Study: Listeriosis Outbreaks Go Undetected in the EU; Whole-Genome Sequencing Can Help
A study conducted by the European Center for Disease Prevention and Control (ECDC) has found that most listeriosis outbreaks go undetected.
ECDC’s research looked at 2,726 human Listeria monocytogenes isolates from 27 countries between 2010 and 2015. Less than half of the cases were isolated, while the other half of cases were clustered together.
Around one-third of the cases that belonged to a cluster had appeared in more than one country, many times lasting for several years. But somehow, only two listeriosis outbreaks were reported in the EU in 2016, and five were reported in 2015. Based on these findings, many of the listeriosis cases went undetected.
To better and more quickly identify these illnesses, researchers believe that whole-genome sequencing is the answer. Specifically, they believe that using WGS to characterize listeriosis cases at the EU-level could speed up the detection of clusters by up to 5 months, when compared to epidemiological investigation at country level.
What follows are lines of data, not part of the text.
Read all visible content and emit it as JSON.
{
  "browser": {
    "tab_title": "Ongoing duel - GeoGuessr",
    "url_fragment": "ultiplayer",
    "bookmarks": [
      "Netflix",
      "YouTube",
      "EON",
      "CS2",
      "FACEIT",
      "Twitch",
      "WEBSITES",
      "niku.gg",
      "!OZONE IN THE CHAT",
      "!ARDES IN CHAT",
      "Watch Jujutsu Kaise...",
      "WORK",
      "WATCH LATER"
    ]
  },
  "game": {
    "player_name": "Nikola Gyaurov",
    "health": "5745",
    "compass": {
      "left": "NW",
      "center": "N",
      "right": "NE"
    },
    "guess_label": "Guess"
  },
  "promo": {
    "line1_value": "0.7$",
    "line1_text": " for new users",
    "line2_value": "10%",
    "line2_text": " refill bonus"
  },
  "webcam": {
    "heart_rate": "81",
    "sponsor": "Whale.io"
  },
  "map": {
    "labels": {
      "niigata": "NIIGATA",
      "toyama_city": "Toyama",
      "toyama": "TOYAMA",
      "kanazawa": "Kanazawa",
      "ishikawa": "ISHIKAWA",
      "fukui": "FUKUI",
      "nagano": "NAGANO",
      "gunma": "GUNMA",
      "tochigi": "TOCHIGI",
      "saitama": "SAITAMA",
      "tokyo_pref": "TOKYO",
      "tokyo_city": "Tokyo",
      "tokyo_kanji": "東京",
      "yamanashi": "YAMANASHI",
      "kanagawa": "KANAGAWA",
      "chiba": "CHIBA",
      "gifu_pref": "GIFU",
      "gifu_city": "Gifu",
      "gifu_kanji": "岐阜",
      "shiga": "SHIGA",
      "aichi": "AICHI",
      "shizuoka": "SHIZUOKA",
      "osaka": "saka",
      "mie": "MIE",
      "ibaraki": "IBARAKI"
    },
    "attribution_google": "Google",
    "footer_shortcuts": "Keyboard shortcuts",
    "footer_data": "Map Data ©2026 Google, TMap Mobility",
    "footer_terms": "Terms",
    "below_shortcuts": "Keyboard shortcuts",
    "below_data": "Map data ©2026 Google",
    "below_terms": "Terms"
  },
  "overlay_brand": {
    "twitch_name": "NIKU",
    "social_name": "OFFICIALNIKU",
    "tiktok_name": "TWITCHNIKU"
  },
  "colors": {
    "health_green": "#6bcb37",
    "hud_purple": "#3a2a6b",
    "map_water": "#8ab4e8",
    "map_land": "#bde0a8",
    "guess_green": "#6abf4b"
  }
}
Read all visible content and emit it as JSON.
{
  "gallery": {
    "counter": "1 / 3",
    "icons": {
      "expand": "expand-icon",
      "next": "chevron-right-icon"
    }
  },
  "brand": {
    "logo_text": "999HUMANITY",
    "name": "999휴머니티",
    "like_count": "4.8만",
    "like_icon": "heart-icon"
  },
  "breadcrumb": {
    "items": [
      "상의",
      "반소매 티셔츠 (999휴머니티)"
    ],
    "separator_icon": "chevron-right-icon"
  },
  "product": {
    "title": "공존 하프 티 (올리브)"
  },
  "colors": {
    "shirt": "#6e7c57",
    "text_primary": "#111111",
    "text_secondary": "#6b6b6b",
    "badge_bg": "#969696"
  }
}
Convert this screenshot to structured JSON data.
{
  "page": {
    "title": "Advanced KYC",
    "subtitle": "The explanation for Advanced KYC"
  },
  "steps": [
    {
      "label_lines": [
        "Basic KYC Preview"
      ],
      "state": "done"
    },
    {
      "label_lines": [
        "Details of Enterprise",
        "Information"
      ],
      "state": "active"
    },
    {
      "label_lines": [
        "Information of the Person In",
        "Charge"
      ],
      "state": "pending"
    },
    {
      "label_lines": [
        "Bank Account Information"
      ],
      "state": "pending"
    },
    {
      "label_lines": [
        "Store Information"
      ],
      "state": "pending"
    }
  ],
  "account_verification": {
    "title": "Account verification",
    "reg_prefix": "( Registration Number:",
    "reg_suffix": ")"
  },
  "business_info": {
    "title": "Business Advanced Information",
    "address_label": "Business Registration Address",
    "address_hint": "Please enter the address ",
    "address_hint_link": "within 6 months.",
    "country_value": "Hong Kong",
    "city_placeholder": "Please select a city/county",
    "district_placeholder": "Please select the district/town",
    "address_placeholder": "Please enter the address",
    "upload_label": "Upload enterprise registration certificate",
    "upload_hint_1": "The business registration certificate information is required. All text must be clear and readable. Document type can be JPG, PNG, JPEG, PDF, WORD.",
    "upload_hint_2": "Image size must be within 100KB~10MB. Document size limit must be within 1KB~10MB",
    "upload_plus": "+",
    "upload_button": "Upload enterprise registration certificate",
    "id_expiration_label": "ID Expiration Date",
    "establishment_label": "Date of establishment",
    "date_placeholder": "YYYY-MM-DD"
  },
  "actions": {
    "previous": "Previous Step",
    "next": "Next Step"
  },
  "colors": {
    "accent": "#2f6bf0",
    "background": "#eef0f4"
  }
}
Ideally, this would slow down the pace of an outbreak caused by the same, common food source.
“This study is a milestone on the way to tackling listeriosis in Europe. With this new collaborative effort with the Member States, we have revealed the related nature of many cases of severe listeriosis. We are now strengthening routine surveillance by introducing the collection and analysis of whole-genome sequencing data from all reported human listeriosis cases”, says ECDC’s chief scientist Mike Catchpole.
“Improving our surveillance on Listeria cases will save lives, particularly among vulnerable population groups such as the elderly and also pregnant women, who may pass on the bacteria to the fetus if they consume contaminated food,” says Catchpole.
Cases of listeriosis have continued to increase in the EU since 2008. In 2016, the most recent year for which data are available, the EU experienced 2,536 listeriosis cases and 247 deaths.
ECDC's study has been published in Eurosurveillance, a peer-reviewed journal.